Scene Point Blank: The album was designed not only to aurally reflect a journey to the bottom of the ocean, but also describe an analogous journey into the depths of the human psyche. The lyrics, accordingly, seem to reflect a lot of questions that arise from discussions of free will and agency. What do you think is actually at the heart of the human subconscious? How much are we really ruled by our unstated desires and motivations? And how comfortable are we going to be if we do succeed in looking that far into ourselves?
Robin: Not very comfortable, so much is sure. I believe that freedom of will, freedom of decision-making, etc., is a farce to a large extent. In modern philosophy, instrumentalist rationality (how to get something) is being differentiated from prudent rationality, which addresses the question of whether our goals, desires and wishes themselves are rational or not. But this is beyond the scope of rationality in my opinion, and hence I don't think something like prudent rationality exists. Our wishes and desires are at the root of all our actions. If I have a desire to do something which is harmful to others, for example, then I can decide not to do that because of certain implications. But this is not going to affect my desire to do it, this is just restraining it, and this is as far as rationality can potentially reach.
Scene Point Blank: After discussing fundamentalist Christian beliefs on Heliocentric and Anthropocentric and now discussing the human psyche on Pelagial, what other philosophical topics are of interest to the band? What do you see yourselves writing on in the future?
Robin: Again, I live in the present tense and I am not even thinking about our next album yet.
Scene Point Blank: Speaking of the future, can you share any more details on what's in your upcoming 3xDVD release Collective Oblivion?
Robin: Collective Oblivion is going to be released in October or November 2013. It will be a 3xDVD with loads of content. DVD 1 will feature a complete band history, from the early days of the collective until today. DVD 2 will have two complete live shows, from Summer Breeze Festival in Germany and from the Heliocentric record release show in Switzerland, where we played with a lot of extra players—11 people on stage. Also some clips from a special show at the museum for musical instruments in Berlin, where we included some historic 16th Century instruments into our performance. DVD 3 will have video tour blogs from North America, Australia, China, and Russia, as well as live clips from all over the globe. The DVD comes with a massive 30-page booklet with more tour diaries and photos from 2001 until today.

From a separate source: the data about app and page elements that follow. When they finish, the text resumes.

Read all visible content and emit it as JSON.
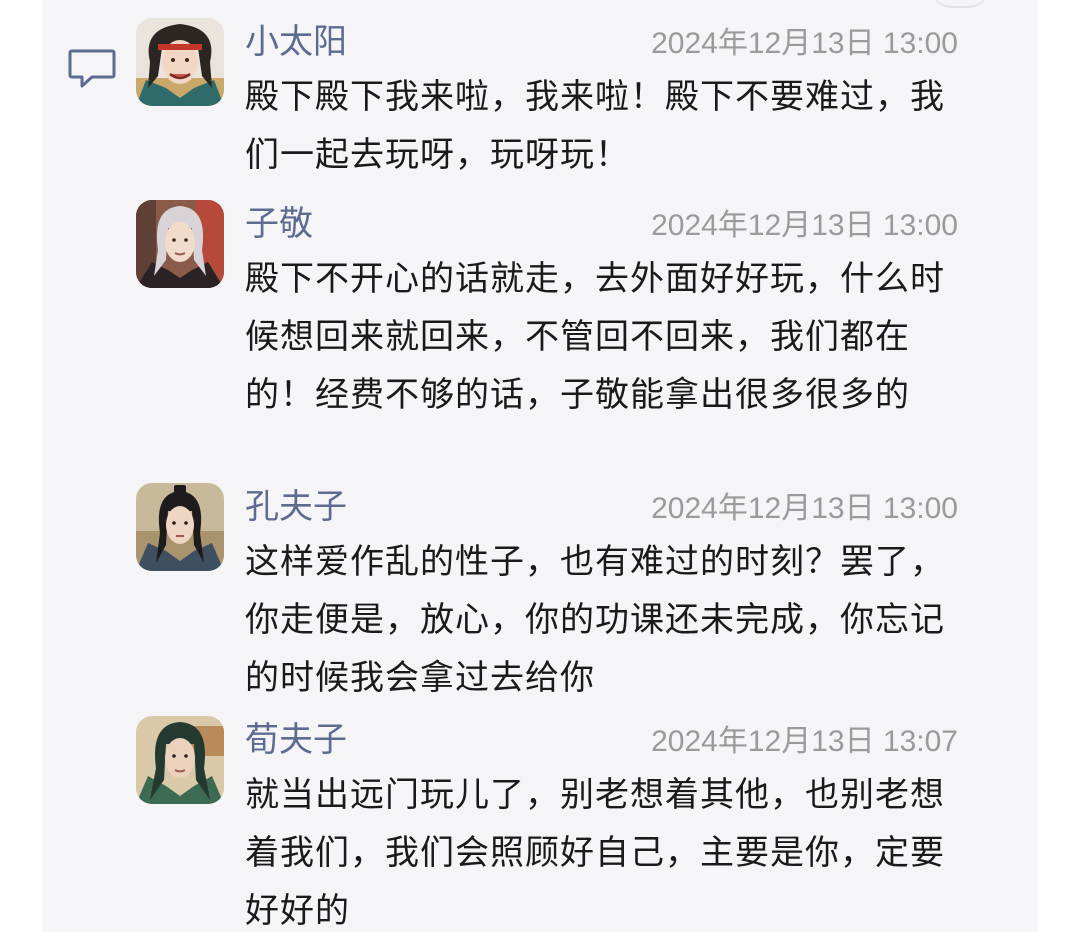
{
  "comments": [
    {
      "name": "小太阳",
      "time": "2024年12月13日 13:00",
      "text": "殿下殿下我来啦，我来啦！殿下不要难过，我们一起去玩呀，玩呀玩！",
      "avatar_icon": "avatar-xiaotaiyang-portrait"
    },
    {
      "name": "子敬",
      "time": "2024年12月13日 13:00",
      "text": "殿下不开心的话就走，去外面好好玩，什么时候想回来就回来，不管回不回来，我们都在的！经费不够的话，子敬能拿出很多很多的",
      "avatar_icon": "avatar-zijing-portrait"
    },
    {
      "name": "孔夫子",
      "time": "2024年12月13日 13:00",
      "text": "这样爱作乱的性子，也有难过的时刻？罢了，你走便是，放心，你的功课还未完成，你忘记的时候我会拿过去给你",
      "avatar_icon": "avatar-kongfuzi-portrait"
    },
    {
      "name": "荀夫子",
      "time": "2024年12月13日 13:07",
      "text": "就当出远门玩儿了，别老想着其他，也别老想着我们，我们会照顾好自己，主要是你，定要好好的",
      "avatar_icon": "avatar-xunfuzi-portrait"
    }
  ],
  "colors": {
    "name": "#5c6b8f",
    "time": "#9a9a9a",
    "text": "#1a1a1a",
    "panel_bg": "#f5f5f7",
    "icon": "#5c6b8f"
  },
  "icons": {
    "comment_icon": "comment-bubble-icon"
  }
}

Scene Point Blank: We know it's a bit trite, but forgive us, we just have to know. What are you guys listening to these days? Are there any bands you think aren't getting enough attention or praise?
Robin: The latest Bosnian Rainbows and Baptists albums are currently on heavy rotation on my iPod. As for bands not getting enough attention, definitely check out that band ABRAHAM from Switzerland that I am releasing on my label Pelagic Records. They are quite incredible. Another band is Family from NYC, also on my label. This band should get a lot more attention than they do.
Scene Point Blank: Thanks again for your time!